Work instructions>
All of the entries are to be printed exactly as they appear.

=======

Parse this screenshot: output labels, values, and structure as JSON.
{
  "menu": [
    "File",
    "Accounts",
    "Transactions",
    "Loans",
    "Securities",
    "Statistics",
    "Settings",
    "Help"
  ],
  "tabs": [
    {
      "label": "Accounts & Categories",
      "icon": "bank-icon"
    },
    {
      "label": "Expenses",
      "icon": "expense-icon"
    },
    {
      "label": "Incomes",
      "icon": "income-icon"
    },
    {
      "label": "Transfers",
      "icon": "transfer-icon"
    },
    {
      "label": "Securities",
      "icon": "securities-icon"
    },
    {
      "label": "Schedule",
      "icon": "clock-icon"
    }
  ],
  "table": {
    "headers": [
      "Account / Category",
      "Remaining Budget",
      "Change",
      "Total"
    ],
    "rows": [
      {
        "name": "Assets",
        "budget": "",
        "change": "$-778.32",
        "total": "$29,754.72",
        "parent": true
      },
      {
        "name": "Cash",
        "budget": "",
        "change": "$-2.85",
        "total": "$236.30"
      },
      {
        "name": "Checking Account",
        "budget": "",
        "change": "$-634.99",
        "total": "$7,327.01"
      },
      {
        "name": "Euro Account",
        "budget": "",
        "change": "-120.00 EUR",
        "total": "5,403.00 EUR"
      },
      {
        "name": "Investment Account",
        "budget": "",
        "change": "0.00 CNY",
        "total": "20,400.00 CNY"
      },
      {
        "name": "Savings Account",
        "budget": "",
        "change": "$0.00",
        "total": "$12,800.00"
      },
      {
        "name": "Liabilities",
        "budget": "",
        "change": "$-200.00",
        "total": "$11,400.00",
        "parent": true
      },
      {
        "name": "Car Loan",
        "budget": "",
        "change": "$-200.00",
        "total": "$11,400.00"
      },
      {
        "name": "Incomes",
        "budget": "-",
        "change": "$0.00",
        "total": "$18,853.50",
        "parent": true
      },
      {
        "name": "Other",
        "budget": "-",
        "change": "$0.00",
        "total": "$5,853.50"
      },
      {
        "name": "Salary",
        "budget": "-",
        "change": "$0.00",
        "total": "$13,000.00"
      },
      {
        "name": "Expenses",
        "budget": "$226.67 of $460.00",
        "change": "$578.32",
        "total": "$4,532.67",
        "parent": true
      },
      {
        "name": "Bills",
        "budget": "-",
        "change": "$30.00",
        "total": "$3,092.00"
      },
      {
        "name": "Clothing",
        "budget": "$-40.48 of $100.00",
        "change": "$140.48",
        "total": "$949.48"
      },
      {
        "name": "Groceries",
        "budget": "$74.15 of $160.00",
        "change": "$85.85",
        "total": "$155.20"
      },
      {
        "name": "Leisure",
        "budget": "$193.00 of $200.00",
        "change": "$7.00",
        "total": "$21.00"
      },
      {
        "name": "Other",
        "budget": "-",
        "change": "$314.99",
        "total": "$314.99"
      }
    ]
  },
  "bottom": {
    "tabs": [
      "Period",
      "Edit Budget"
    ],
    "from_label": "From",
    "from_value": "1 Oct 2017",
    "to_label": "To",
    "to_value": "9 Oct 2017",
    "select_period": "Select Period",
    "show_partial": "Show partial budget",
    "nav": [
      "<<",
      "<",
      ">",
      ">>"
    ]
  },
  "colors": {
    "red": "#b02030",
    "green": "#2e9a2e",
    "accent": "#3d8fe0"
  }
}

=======

Response to this exercise>
Parse this screenshot: output labels, values, and structure as JSON.
{
  "menu": [
    "File",
    "Accounts",
    "Transactions",
    "Loans",
    "Securities",
    "Statistics",
    "Settings",
    "Help"
  ],
  "tabs": [
    {
      "label": "Accounts & Categories",
      "icon": "bank-icon"
    },
    {
      "label": "Expenses",
      "icon": "expense-icon"
    },
    {
      "label": "Incomes",
      "icon": "income-icon"
    },
    {
      "label": "Transfers",
      "icon": "transfer-icon"
    },
    {
      "label": "Securities",
      "icon": "securities-icon"
    },
    {
      "label": "Schedule",
      "icon": "clock-icon"
    }
  ],
  "table": {
    "headers": [
      "Account / Category",
      "Remaining Budget",
      "Change",
      "Total"
    ],
    "rows": [
      {
        "name": "Assets",
        "budget": "",
        "change": "$-778.32",
        "total": "$29,754.72",
        "parent": true
      },
      {
        "name": "Cash",
        "budget": "",
        "change": "$-2.85",
        "total": "$236.30"
      },
      {
        "name": "Checking Account",
        "budget": "",
        "change": "$-634.99",
        "total": "$7,327.01"
      },
      {
        "name": "Euro Account",
        "budget": "",
        "change": "-120.00 EUR",
        "total": "5,403.00 EUR"
      },
      {
        "name": "Investment Account",
        "budget": "",
        "change": "0.00 CNY",
        "total": "20,400.00 CNY"
      },
      {
        "name": "Savings Account",
        "budget": "",
        "change": "$0.00",
        "total": "$12,800.00"
      },
      {
        "name": "Liabilities",
        "budget": "",
        "change": "$-200.00",
        "total": "$11,400.00",
        "parent": true
      },
      {
        "name": "Car Loan",
        "budget": "",
        "change": "$-200.00",
        "total": "$11,400.00"
      },
      {
        "name": "Incomes",
        "budget": "-",
        "change": "$0.00",
        "total": "$18,853.50",
        "parent": true
      },
      {
        "name": "Other",
        "budget": "-",
        "change": "$0.00",
        "total": "$5,853.50"
      },
      {
        "name": "Salary",
        "budget": "-",
        "change": "$0.00",
        "total": "$13,000.00"
      },
      {
        "name": "Expenses",
        "budget": "$226.67 of $460.00",
        "change": "$578.32",
        "total": "$4,532.67",
        "parent": true
      },
      {
        "name": "Bills",
        "budget": "-",
        "change": "$30.00",
        "total": "$3,092.00"
      },
      {
        "name": "Clothing",
        "budget": "$-40.48 of $100.00",
        "change": "$140.48",
        "total": "$949.48"
      },
      {
        "name": "Groceries",
        "budget": "$74.15 of $160.00",
        "change": "$85.85",
        "total": "$155.20"
      },
      {
        "name": "Leisure",
        "budget": "$193.00 of $200.00",
        "change": "$7.00",
        "total": "$21.00"
      },
      {
        "name": "Other",
        "budget": "-",
        "change": "$314.99",
        "total": "$314.99"
      }
    ]
  },
  "bottom": {
    "tabs": [
      "Period",
      "Edit Budget"
    ],
    "from_label": "From",
    "from_value": "1 Oct 2017",
    "to_label": "To",
    "to_value": "9 Oct 2017",
    "select_period": "Select Period",
    "show_partial": "Show partial budget",
    "nav": [
      "<<",
      "<",
      ">",
      ">>"
    ]
  },
  "colors": {
    "red": "#b02030",
    "green": "#2e9a2e",
    "accent": "#3d8fe0"
  }
}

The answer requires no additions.